> [What is expected]:
Look through the listing below for the string "this". Show each line where it occurs.

> [Data]:
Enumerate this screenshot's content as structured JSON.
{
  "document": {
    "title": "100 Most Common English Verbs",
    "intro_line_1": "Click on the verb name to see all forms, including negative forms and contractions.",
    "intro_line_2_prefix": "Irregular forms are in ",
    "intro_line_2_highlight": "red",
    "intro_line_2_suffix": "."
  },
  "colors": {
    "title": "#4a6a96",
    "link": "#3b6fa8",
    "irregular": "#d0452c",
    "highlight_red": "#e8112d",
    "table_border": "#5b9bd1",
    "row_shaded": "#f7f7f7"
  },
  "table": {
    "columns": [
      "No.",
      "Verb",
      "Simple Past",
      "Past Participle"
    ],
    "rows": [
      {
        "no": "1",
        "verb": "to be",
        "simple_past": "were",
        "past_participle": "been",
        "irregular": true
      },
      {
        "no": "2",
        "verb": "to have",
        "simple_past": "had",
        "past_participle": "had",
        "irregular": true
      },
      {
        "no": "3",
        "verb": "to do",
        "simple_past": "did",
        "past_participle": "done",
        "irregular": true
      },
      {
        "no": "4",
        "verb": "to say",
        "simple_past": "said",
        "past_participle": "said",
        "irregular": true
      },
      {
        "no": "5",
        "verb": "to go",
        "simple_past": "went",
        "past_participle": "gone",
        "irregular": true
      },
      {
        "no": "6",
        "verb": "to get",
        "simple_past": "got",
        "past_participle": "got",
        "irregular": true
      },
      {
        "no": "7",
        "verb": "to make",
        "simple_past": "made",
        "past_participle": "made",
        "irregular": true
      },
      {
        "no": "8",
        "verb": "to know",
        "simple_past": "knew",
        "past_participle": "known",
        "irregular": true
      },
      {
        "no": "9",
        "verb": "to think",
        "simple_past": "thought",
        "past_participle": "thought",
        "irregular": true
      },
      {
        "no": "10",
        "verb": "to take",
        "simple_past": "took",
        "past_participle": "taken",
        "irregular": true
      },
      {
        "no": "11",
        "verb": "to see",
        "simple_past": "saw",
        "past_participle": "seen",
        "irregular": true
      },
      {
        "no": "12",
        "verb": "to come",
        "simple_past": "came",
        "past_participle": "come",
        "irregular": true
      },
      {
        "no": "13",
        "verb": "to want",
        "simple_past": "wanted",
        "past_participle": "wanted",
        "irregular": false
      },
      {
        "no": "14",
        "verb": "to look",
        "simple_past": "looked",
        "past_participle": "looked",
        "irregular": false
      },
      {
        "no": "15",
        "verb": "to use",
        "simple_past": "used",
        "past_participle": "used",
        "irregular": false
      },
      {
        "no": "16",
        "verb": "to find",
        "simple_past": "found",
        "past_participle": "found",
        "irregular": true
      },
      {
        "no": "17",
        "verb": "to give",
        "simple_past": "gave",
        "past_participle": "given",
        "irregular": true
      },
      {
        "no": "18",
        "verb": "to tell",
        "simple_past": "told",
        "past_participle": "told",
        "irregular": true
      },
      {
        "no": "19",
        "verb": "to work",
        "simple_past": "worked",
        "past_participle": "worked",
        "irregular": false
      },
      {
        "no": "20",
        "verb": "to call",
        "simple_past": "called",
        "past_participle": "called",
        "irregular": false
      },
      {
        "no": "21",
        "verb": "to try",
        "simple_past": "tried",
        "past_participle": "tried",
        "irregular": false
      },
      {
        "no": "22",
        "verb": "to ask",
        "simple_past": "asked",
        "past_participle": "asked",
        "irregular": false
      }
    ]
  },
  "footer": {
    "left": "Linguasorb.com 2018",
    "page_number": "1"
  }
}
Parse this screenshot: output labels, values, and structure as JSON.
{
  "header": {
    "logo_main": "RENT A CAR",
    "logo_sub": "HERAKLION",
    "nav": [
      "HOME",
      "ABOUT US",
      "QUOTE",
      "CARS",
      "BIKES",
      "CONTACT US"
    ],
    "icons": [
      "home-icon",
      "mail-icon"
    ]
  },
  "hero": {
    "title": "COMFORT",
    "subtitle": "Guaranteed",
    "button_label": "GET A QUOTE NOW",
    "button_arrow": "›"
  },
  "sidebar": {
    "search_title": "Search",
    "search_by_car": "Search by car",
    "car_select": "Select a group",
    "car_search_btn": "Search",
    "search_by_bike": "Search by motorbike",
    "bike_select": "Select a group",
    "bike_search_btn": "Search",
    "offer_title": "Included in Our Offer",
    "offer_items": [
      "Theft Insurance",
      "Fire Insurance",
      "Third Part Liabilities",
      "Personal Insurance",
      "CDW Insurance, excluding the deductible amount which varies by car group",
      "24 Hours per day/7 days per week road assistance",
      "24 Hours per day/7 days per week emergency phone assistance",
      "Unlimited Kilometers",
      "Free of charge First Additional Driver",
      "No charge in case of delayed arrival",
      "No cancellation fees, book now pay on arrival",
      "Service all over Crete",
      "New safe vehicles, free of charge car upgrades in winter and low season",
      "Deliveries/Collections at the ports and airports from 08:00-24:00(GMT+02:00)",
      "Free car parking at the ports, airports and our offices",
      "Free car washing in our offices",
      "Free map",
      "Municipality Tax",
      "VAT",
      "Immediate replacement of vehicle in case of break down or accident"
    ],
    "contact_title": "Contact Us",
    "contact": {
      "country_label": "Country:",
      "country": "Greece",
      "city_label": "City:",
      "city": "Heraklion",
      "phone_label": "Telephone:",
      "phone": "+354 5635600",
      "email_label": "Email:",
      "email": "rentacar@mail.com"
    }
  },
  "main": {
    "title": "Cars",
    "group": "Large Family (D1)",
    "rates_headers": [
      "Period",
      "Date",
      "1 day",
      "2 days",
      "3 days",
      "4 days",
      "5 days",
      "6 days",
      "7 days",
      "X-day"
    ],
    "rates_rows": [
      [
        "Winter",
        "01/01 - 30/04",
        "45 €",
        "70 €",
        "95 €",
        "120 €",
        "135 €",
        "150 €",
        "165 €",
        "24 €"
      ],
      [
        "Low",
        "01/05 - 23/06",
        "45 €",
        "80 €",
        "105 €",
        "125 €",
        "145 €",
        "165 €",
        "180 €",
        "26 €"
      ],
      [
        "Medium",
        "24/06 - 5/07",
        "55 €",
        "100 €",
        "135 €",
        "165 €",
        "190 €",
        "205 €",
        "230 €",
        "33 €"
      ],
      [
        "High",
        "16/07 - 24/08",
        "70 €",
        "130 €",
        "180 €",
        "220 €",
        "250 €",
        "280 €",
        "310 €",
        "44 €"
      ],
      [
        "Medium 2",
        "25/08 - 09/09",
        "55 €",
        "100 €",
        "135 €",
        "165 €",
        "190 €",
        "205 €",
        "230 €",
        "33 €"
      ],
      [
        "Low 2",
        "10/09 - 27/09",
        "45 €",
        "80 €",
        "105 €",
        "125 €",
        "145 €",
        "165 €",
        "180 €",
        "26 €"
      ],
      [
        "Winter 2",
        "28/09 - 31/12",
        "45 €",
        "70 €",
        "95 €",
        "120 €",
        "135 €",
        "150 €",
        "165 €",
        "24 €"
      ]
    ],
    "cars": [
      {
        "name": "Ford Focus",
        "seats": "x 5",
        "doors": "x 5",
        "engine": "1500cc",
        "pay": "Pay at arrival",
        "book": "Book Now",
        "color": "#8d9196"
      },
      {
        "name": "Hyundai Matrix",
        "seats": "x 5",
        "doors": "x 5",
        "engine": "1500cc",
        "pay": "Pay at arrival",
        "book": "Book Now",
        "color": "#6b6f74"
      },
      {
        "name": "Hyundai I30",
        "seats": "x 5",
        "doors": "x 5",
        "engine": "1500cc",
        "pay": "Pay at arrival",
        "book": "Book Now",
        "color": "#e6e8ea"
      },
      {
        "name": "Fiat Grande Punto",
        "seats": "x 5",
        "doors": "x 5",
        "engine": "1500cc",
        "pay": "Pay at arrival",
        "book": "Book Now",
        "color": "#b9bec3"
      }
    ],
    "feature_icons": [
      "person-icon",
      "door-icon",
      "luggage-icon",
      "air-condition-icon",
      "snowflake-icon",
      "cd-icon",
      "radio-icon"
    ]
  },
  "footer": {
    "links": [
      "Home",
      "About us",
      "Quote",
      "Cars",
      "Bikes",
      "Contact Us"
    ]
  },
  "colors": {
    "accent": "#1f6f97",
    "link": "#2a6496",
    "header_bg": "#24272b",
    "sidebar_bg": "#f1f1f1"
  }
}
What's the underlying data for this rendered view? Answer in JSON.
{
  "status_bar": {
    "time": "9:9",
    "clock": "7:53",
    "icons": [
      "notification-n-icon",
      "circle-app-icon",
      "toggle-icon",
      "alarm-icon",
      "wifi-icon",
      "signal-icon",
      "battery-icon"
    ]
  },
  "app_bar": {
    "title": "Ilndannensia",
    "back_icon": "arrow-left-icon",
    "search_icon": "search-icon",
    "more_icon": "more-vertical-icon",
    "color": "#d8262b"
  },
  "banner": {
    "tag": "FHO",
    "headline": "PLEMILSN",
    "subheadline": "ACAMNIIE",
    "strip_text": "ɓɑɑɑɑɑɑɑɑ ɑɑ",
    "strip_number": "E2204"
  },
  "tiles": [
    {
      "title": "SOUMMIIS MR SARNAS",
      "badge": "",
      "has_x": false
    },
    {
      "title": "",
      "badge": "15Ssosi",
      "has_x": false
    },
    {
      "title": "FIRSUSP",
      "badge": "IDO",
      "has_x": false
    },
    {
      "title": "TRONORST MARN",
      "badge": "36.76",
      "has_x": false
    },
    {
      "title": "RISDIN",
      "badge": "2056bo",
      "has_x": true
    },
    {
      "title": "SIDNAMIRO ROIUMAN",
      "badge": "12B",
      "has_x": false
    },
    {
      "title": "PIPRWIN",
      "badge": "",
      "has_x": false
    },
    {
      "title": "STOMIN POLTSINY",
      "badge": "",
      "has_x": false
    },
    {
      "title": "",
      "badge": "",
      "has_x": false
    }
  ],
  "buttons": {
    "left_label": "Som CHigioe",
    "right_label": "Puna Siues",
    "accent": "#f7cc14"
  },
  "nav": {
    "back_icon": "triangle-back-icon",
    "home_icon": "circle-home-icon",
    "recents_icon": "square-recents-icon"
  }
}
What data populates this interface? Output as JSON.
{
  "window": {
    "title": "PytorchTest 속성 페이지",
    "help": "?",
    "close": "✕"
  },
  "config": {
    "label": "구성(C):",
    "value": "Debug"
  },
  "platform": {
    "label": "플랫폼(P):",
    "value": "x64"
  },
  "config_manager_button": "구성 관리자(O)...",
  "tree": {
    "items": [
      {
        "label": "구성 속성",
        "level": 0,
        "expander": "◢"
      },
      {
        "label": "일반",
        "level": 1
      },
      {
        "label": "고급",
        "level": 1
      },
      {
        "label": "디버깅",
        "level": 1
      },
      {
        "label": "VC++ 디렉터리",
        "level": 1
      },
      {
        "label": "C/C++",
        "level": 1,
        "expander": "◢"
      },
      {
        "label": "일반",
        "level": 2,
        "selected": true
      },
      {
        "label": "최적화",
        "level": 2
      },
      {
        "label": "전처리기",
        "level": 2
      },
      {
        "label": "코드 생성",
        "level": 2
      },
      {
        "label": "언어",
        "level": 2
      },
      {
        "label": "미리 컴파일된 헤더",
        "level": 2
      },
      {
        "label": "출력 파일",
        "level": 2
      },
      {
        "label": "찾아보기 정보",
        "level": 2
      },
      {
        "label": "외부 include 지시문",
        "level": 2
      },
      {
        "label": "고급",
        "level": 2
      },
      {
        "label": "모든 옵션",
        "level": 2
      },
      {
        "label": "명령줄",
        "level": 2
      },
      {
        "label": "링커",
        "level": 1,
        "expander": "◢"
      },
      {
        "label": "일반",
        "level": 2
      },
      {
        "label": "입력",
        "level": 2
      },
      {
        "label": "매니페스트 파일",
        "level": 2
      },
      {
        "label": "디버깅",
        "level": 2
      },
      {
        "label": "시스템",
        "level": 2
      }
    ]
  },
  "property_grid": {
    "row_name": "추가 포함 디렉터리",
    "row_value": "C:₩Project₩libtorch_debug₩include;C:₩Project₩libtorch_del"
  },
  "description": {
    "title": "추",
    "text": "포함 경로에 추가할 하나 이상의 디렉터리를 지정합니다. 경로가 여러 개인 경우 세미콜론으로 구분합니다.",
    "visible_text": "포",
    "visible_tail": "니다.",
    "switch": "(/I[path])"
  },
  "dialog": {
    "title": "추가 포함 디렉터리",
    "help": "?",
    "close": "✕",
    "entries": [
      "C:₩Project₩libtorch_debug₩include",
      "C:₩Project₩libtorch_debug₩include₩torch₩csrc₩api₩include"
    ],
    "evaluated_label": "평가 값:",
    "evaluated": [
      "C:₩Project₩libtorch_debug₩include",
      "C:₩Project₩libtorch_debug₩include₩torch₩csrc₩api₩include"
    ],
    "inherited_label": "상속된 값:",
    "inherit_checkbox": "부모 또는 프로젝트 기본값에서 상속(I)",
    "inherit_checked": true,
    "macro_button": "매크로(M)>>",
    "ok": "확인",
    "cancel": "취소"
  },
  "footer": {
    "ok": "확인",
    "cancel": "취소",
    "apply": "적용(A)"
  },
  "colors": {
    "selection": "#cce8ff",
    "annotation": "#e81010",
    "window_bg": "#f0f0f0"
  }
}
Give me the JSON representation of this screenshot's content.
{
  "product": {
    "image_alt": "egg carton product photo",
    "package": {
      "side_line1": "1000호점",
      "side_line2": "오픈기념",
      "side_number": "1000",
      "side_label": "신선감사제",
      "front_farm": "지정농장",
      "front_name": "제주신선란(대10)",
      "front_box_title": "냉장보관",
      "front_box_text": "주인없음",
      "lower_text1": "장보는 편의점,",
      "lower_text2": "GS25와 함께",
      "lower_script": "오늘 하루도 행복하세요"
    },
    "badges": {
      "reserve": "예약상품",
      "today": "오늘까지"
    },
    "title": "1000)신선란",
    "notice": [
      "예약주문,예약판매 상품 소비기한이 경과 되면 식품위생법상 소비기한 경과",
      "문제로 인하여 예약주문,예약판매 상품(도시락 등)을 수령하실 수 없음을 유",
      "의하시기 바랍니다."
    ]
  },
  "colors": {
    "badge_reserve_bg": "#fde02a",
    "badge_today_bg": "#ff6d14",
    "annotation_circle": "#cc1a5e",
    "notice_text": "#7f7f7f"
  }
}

> [Answer box]:
Enumerate this screenshot's content as structured JSON.
Parse this screenshot: output labels, values, and structure as JSON.
What's the underlying data for this rendered view? Answer in JSON.
What data populates this interface? Output as JSON.
Give me the JSON representation of this screenshot's content.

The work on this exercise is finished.